Called Bexim's Bazaar, the magazine will be monthly. It will mainly exist as a PDF publication, but on-demand print copies will also be available. The PDF version is yours after you become a Patreon sponsor of The Tabletop Engineer for US$2/month. Print copies of the issues (around 90 pages) are available on Blurb for $18.
In this recent video from Jeremy of Black Magic Craft, he discusses the import of this new hobby zine and does a page-by-page flick-through of a print copy of Issue #1. Read the rest
I really enjoyed these two interviews on the D&D Beyond channel with actors Deborah Ann Woll (True Blood, Daredevil) and Joe Manganiello (True Blood, Justice League, Magic Mike), both D&D fanatics. In Deborah's interview, she talks about how she got started in the hobby, what kind of characters she likes to play (fighters, surprisingly enough), and her thoughts on the current D&D renaissance.
One interesting observation she makes about RPGs as a unique form of acting/theater: When a party saves a character or survives an ordeal, or otherwise experiences a dramatic moment, there's often an intense, visceral response from the players that she says she doesn't experience in any other type of acting.

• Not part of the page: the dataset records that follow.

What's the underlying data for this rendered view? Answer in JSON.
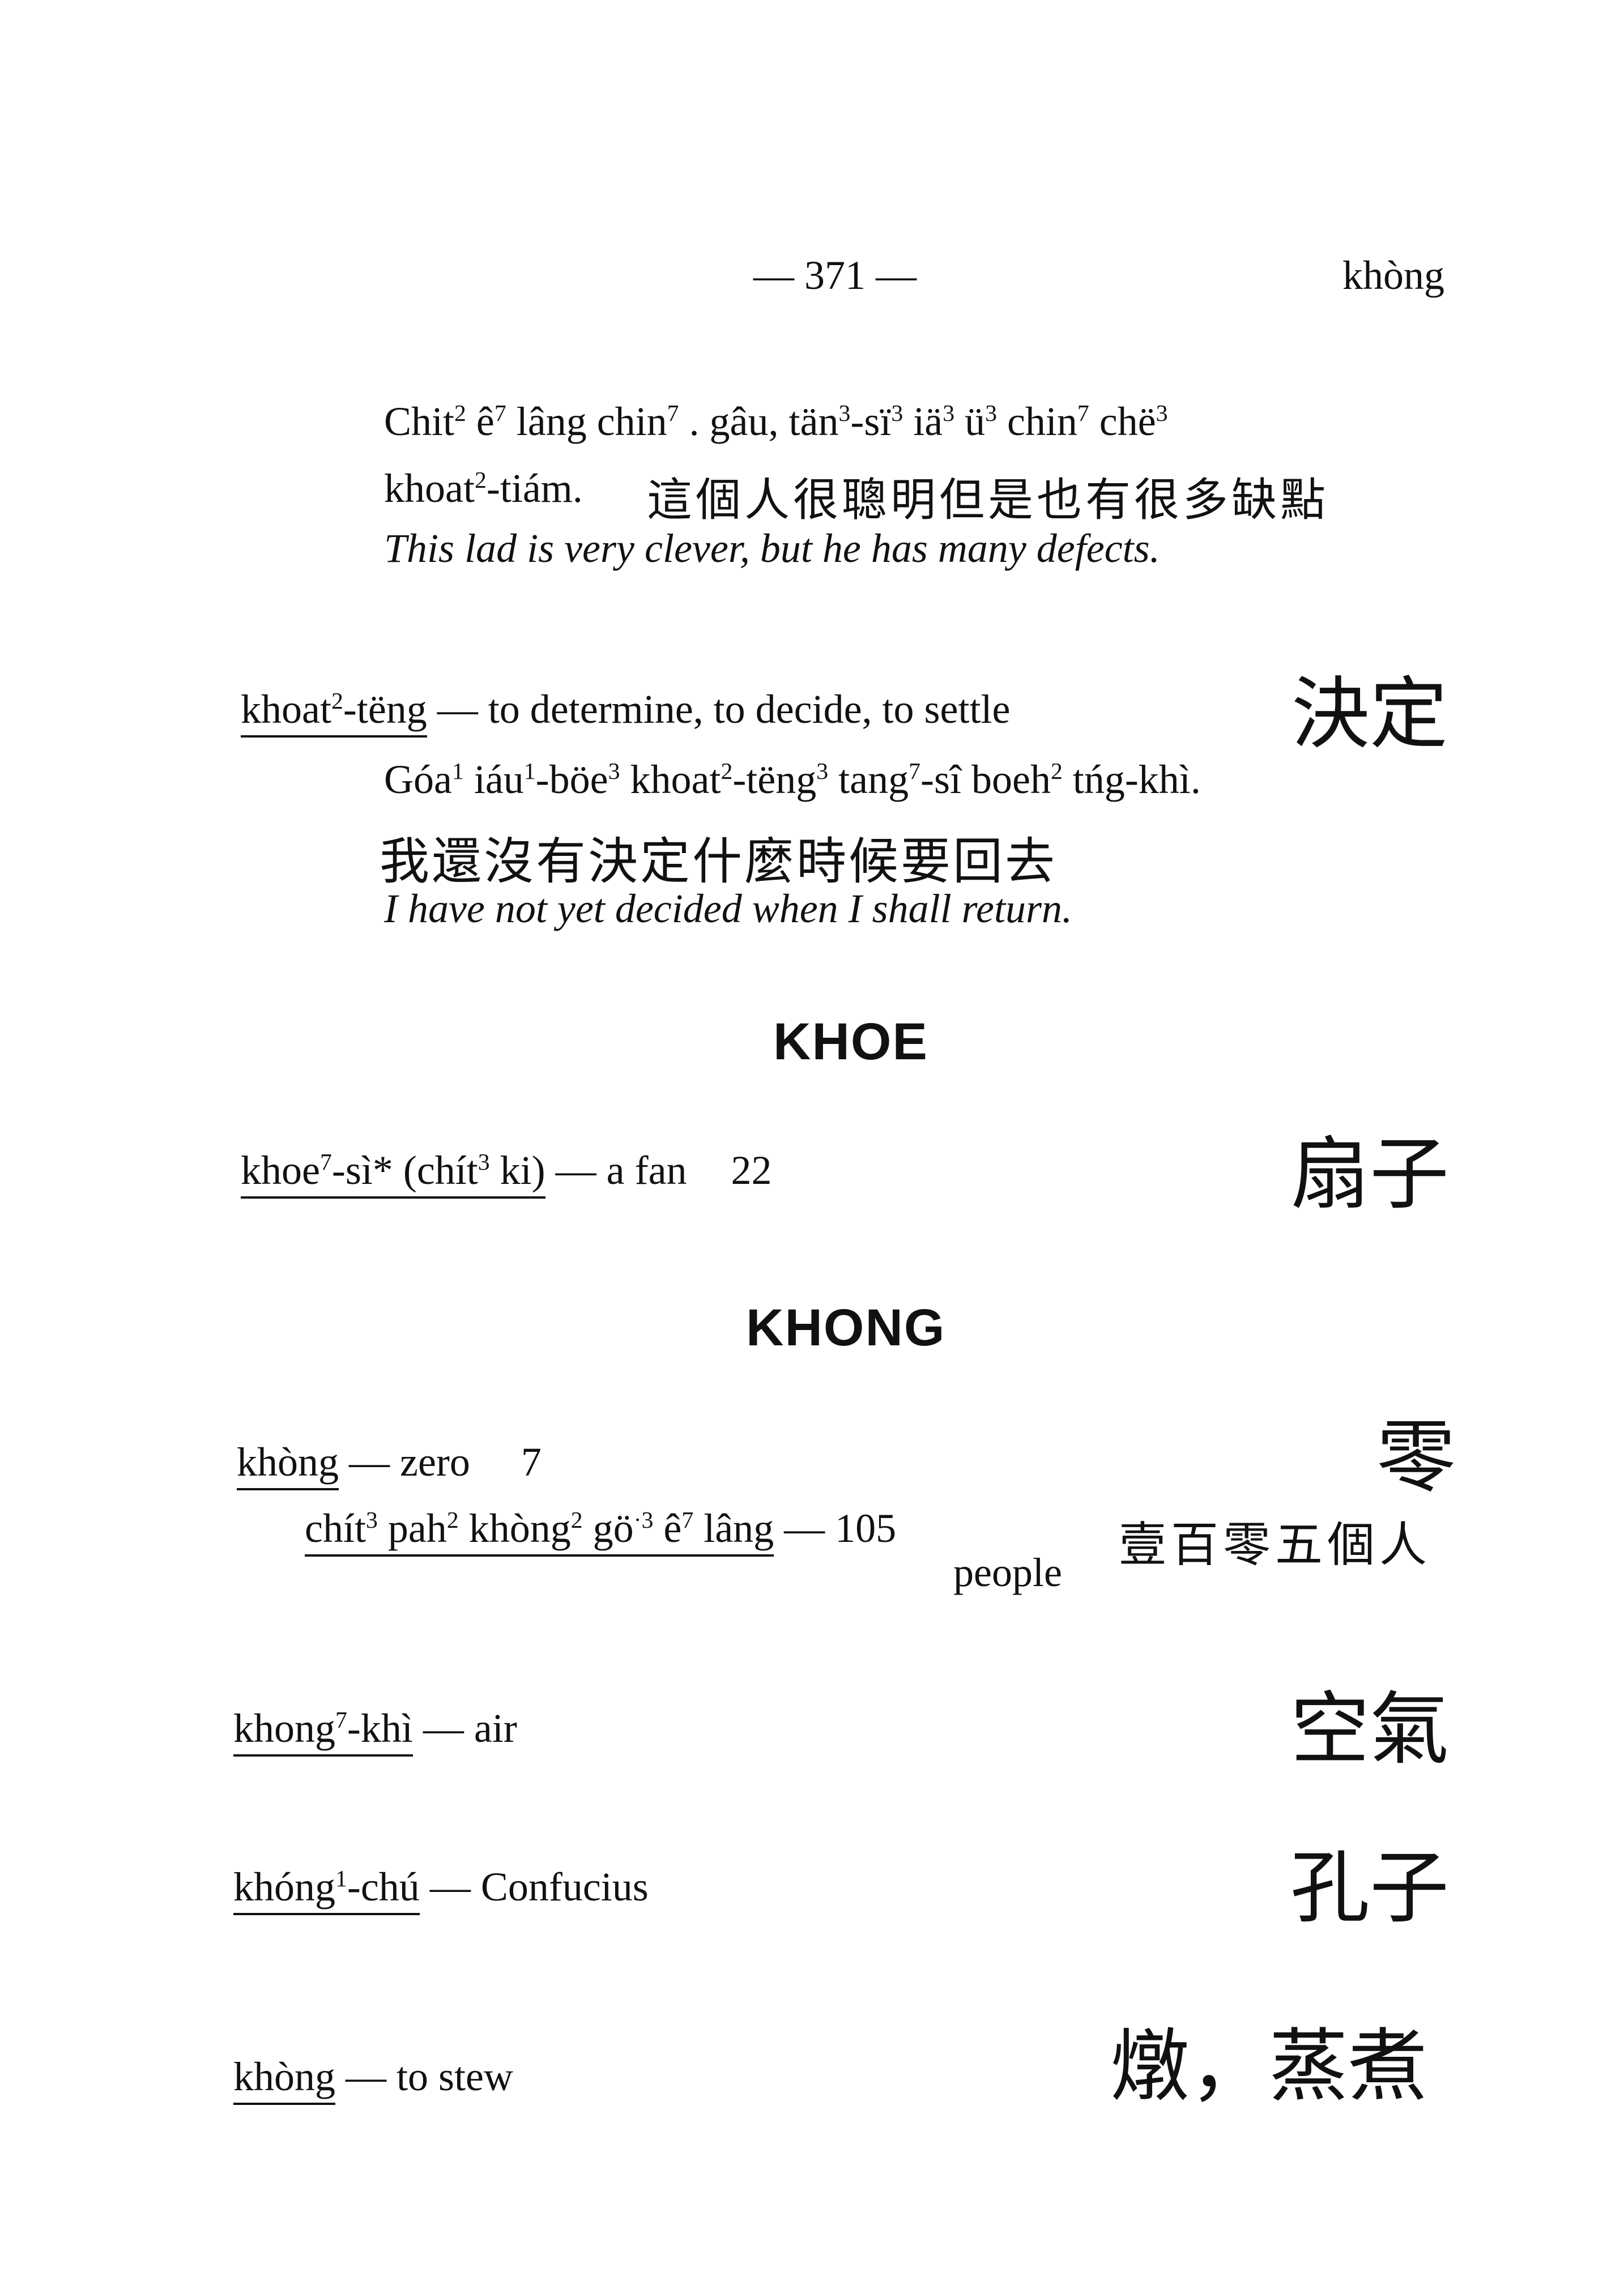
{
  "header": {
    "page_number": "— 371 —",
    "running_head": "khòng"
  },
  "example_top": {
    "line1": [
      {
        "t": "Chit"
      },
      {
        "s": "2"
      },
      {
        "t": " ê"
      },
      {
        "s": "7"
      },
      {
        "t": " lâng chin"
      },
      {
        "s": "7"
      },
      {
        "t": " . gâu, tän"
      },
      {
        "s": "3"
      },
      {
        "t": "-sï"
      },
      {
        "s": "3"
      },
      {
        "t": " iä"
      },
      {
        "s": "3"
      },
      {
        "t": " ü"
      },
      {
        "s": "3"
      },
      {
        "t": " chin"
      },
      {
        "s": "7"
      },
      {
        "t": " chë"
      },
      {
        "s": "3"
      }
    ],
    "line2": [
      {
        "t": "khoat"
      },
      {
        "s": "2"
      },
      {
        "t": "-tiám."
      }
    ],
    "line2_hanzi": "這個人很聰明但是也有很多缺點",
    "translation": "This lad is very clever, but he has many defects."
  },
  "entry_khoat_teng": {
    "headword": [
      {
        "t": "khoat"
      },
      {
        "s": "2"
      },
      {
        "t": "-tëng"
      }
    ],
    "gloss": " — to determine, to decide, to settle",
    "hanzi": "決定",
    "example_roman": [
      {
        "t": "Góa"
      },
      {
        "s": "1"
      },
      {
        "t": " iáu"
      },
      {
        "s": "1"
      },
      {
        "t": "-böe"
      },
      {
        "s": "3"
      },
      {
        "t": " khoat"
      },
      {
        "s": "2"
      },
      {
        "t": "-tëng"
      },
      {
        "s": "3"
      },
      {
        "t": " tang"
      },
      {
        "s": "7"
      },
      {
        "t": "-sî boeh"
      },
      {
        "s": "2"
      },
      {
        "t": " tńg-khì."
      }
    ],
    "example_hanzi": "我還沒有決定什麼時候要回去",
    "translation": "I have not yet decided when I shall return."
  },
  "section_khoe": {
    "title": "KHOE"
  },
  "entry_khoe_si": {
    "headword": [
      {
        "t": "khoe"
      },
      {
        "s": "7"
      },
      {
        "t": "-sì* (chít"
      },
      {
        "s": "3"
      },
      {
        "t": " ki)"
      }
    ],
    "gloss": " — a fan",
    "ref": "22",
    "hanzi": "扇子"
  },
  "section_khong": {
    "title": "KHONG"
  },
  "entry_khong_zero": {
    "headword": [
      {
        "t": "khòng"
      }
    ],
    "gloss": " — zero",
    "ref": "7",
    "hanzi": "零",
    "sub_roman": [
      {
        "t": "chít"
      },
      {
        "s": "3"
      },
      {
        "t": " pah"
      },
      {
        "s": "2"
      },
      {
        "t": " khòng"
      },
      {
        "s": "2"
      },
      {
        "t": " gö"
      },
      {
        "s": "·3"
      },
      {
        "t": " ê"
      },
      {
        "s": "7"
      },
      {
        "t": " lâng"
      }
    ],
    "sub_gloss": " — 105",
    "sub_gloss_line2": "people",
    "sub_hanzi": "壹百零五個人"
  },
  "entry_khong_khi": {
    "headword": [
      {
        "t": "khong"
      },
      {
        "s": "7"
      },
      {
        "t": "-khì"
      }
    ],
    "gloss": " — air",
    "hanzi": "空氣"
  },
  "entry_khong_chu": {
    "headword": [
      {
        "t": "khóng"
      },
      {
        "s": "1"
      },
      {
        "t": "-chú"
      }
    ],
    "gloss": " — Confucius",
    "hanzi": "孔子"
  },
  "entry_khong_stew": {
    "headword": [
      {
        "t": "khòng"
      }
    ],
    "gloss": " — to stew",
    "hanzi": "燉，蒸煮"
  }
}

As an actor, she longs to evoke this kind of response in people, so that's one of the things that draws her to D&D.
In the Joe Manganiello video, we get a tour of his E. Gary Gygax Memorial Dungeon (think: MTV Cribs for nerds) and hear about how he got back into the hobby after a long hiatus and how he went about converting his basement wine cellar into this enviable game space. The large dragon, beholder, and mind flayer sculptures are very cool. Joe also talks about the impact that D&D had on him as a kid and how he learned foundational skills in storytelling, world-building, and acting that he later employed as a professional actor. D&D was his gateway drug.
In mid-December of 2018, Geek & Sundry announced a new D&D-themed show, coming in February, starring Deborah Woll. Read the rest

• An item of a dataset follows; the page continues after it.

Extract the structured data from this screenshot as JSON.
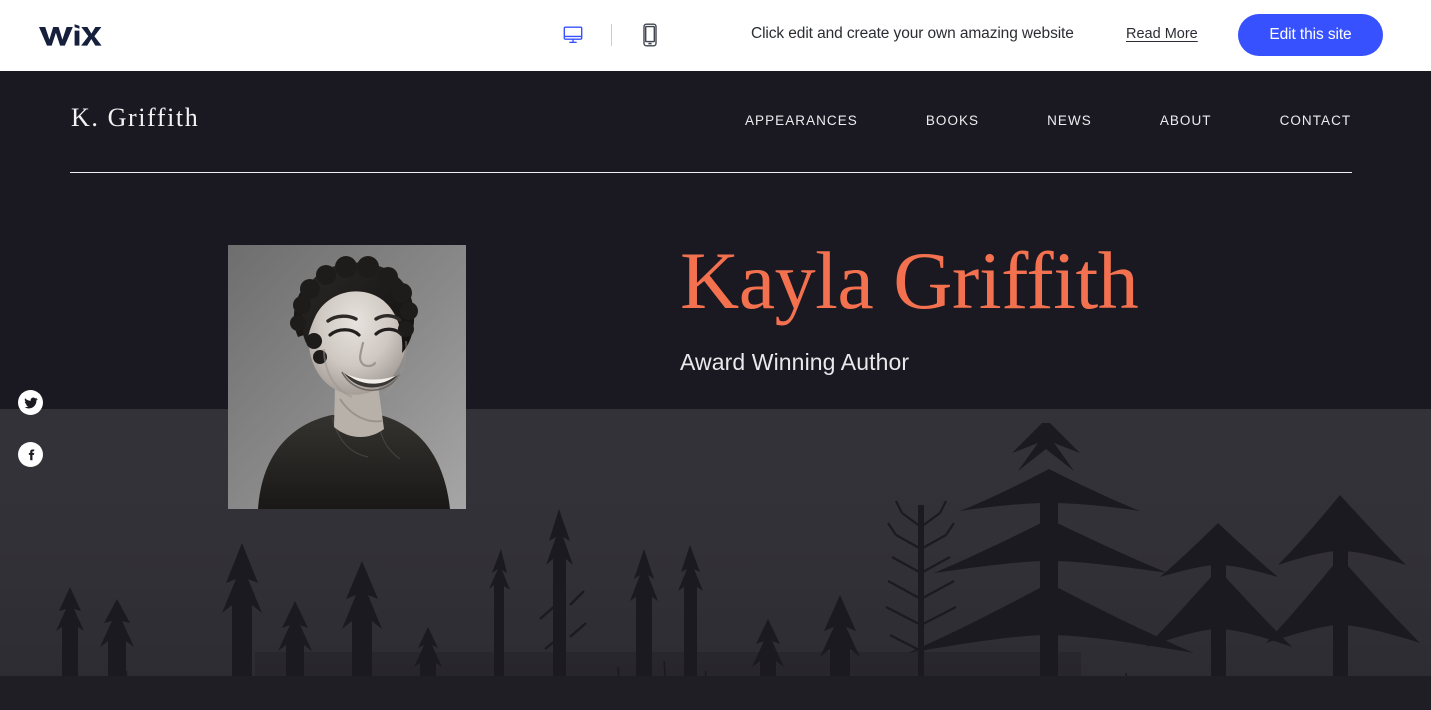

If you have an avid gamer on your holiday gift list, here are some great game gift recommendations for 2018. You can also find plenty of other candidates in the "What's new in tabletop gaming" pieces I posted this year. Also, check out the Boing Boing Toys and Games gift guide for a few additional suggestions.
Game design doyen Martin Wallace is probably best known for railroad and civilization-building games (Age of Steam, Railways of the World, Brass, London, Struggle of Empires). His latest, Wildlands, is a grand and glorious departure. The game, published by Osprey, is gorgeous, easy-to-learn, fun to play, and very replayable, with lots of play choices and tactical depth (and already emerging expansions). Designed for up to 4 players, Wildlands is a card-driven fantasy skirmish board game with 20 beautifully-detailed, primed, and pre-washed miniatures. Four different factions, with different strengths and abilities, attempt to collect “arcane crystals” scattered over one of a two-sided game board. A hand of action cards, with multiple choices on each card, determine what each faction can do on each turn in their quest to vanquish foes and acquire crystals. The mechanics are elegant, the action, relentless and tense. Like last year’s Betrayal at Baldur’s Gate, Wildlands is a great way to introduce timid newbies to the world of fantasy miniature gaming and light dungeon delving.
Axis & Allies & Zombies ($33)
If you like Axis & Allies and want to try throwing a wrench (or in this case, hordes of brain-eating undead) into the typical mechanics of the game, then you'll likely find Axis & Allies & Zombies a fun new twist. Read the rest